Working data
-----
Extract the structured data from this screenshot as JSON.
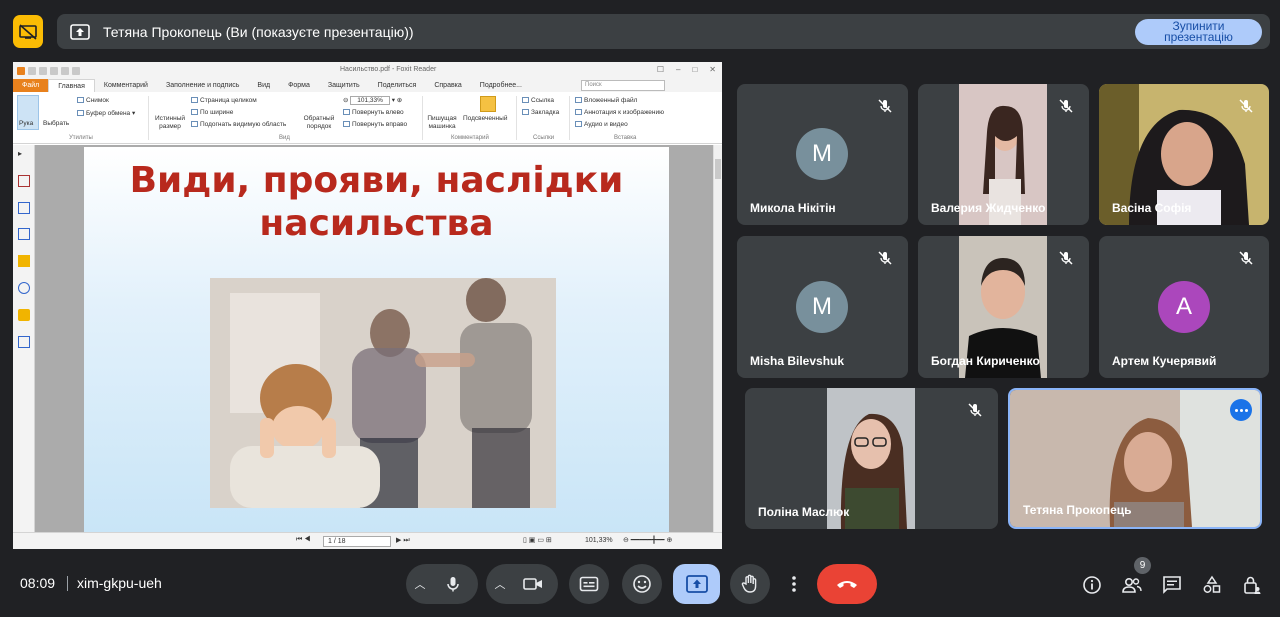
{
  "presentation_banner": {
    "title": "Тетяна Прокопець (Ви (показуєте презентацію))",
    "stop_button": "Зупинити презентацію"
  },
  "pdf_viewer": {
    "window_title": "Насильство.pdf - Foxit Reader",
    "tabs": [
      "Файл",
      "Главная",
      "Комментарий",
      "Заполнение и подпись",
      "Вид",
      "Форма",
      "Защитить",
      "Поделиться",
      "Справка",
      "Подробнее..."
    ],
    "search_placeholder": "Поиск",
    "ribbon": {
      "hand": "Рука",
      "select": "Выбрать",
      "snapshot": "Снимок",
      "clipboard": "Буфер обмена",
      "group_utilities": "Утилиты",
      "actual_size": "Истинный размер",
      "fit_page": "Страница целиком",
      "fit_width": "По ширине",
      "fit_visible": "Подогнать видимую область",
      "reverse_order": "Обратный порядок",
      "zoom": "101,33%",
      "rotate_left": "Повернуть влево",
      "rotate_right": "Повернуть вправо",
      "group_view": "Вид",
      "typewriter": "Пишущая машинка",
      "highlight": "Подсвеченный",
      "group_comment": "Комментарий",
      "link": "Ссылка",
      "bookmark": "Закладка",
      "group_links": "Ссылки",
      "attachment": "Вложенный файл",
      "image_annotation": "Аннотация к изображению",
      "audio_video": "Аудио и видео",
      "group_insert": "Вставка"
    },
    "slide_title": "Види, прояви, наслідки насильства",
    "page_indicator": "1 / 18",
    "status_zoom": "101,33%"
  },
  "participants": [
    {
      "name": "Микола Нікітін",
      "initial": "M",
      "avatar_color": "#78909c",
      "muted": true
    },
    {
      "name": "Валерия Жидченко",
      "muted": true
    },
    {
      "name": "Васіна Софія",
      "muted": true
    },
    {
      "name": "Misha Bilevshuk",
      "initial": "M",
      "avatar_color": "#78909c",
      "muted": true
    },
    {
      "name": "Богдан Кириченко",
      "muted": true
    },
    {
      "name": "Артем Кучерявий",
      "initial": "A",
      "avatar_color": "#ab47bc",
      "muted": true
    },
    {
      "name": "Поліна Маслюк",
      "muted": true
    },
    {
      "name": "Тетяна Прокопець",
      "muted": false
    }
  ],
  "meeting": {
    "time": "08:09",
    "code": "xim-gkpu-ueh",
    "participant_count": "9"
  },
  "colors": {
    "background": "#202124",
    "tile": "#3c4043",
    "present_active": "#aecbfa",
    "end_call": "#ea4335",
    "self_border": "#8ab4f8",
    "slide_title": "#b8291d"
  }
}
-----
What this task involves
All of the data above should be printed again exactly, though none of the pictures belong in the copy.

Exercise result
Extract the structured data from this screenshot as JSON.
{
  "presentation_banner": {
    "title": "Тетяна Прокопець (Ви (показуєте презентацію))",
    "stop_button": "Зупинити презентацію"
  },
  "pdf_viewer": {
    "window_title": "Насильство.pdf - Foxit Reader",
    "tabs": [
      "Файл",
      "Главная",
      "Комментарий",
      "Заполнение и подпись",
      "Вид",
      "Форма",
      "Защитить",
      "Поделиться",
      "Справка",
      "Подробнее..."
    ],
    "search_placeholder": "Поиск",
    "ribbon": {
      "hand": "Рука",
      "select": "Выбрать",
      "snapshot": "Снимок",
      "clipboard": "Буфер обмена",
      "group_utilities": "Утилиты",
      "actual_size": "Истинный размер",
      "fit_page": "Страница целиком",
      "fit_width": "По ширине",
      "fit_visible": "Подогнать видимую область",
      "reverse_order": "Обратный порядок",
      "zoom": "101,33%",
      "rotate_left": "Повернуть влево",
      "rotate_right": "Повернуть вправо",
      "group_view": "Вид",
      "typewriter": "Пишущая машинка",
      "highlight": "Подсвеченный",
      "group_comment": "Комментарий",
      "link": "Ссылка",
      "bookmark": "Закладка",
      "group_links": "Ссылки",
      "attachment": "Вложенный файл",
      "image_annotation": "Аннотация к изображению",
      "audio_video": "Аудио и видео",
      "group_insert": "Вставка"
    },
    "slide_title": "Види, прояви, наслідки насильства",
    "page_indicator": "1 / 18",
    "status_zoom": "101,33%"
  },
  "participants": [
    {
      "name": "Микола Нікітін",
      "initial": "M",
      "avatar_color": "#78909c",
      "muted": true
    },
    {
      "name": "Валерия Жидченко",
      "muted": true
    },
    {
      "name": "Васіна Софія",
      "muted": true
    },
    {
      "name": "Misha Bilevshuk",
      "initial": "M",
      "avatar_color": "#78909c",
      "muted": true
    },
    {
      "name": "Богдан Кириченко",
      "muted": true
    },
    {
      "name": "Артем Кучерявий",
      "initial": "A",
      "avatar_color": "#ab47bc",
      "muted": true
    },
    {
      "name": "Поліна Маслюк",
      "muted": true
    },
    {
      "name": "Тетяна Прокопець",
      "muted": false
    }
  ],
  "meeting": {
    "time": "08:09",
    "code": "xim-gkpu-ueh",
    "participant_count": "9"
  },
  "colors": {
    "background": "#202124",
    "tile": "#3c4043",
    "present_active": "#aecbfa",
    "end_call": "#ea4335",
    "self_border": "#8ab4f8",
    "slide_title": "#b8291d"
  }
}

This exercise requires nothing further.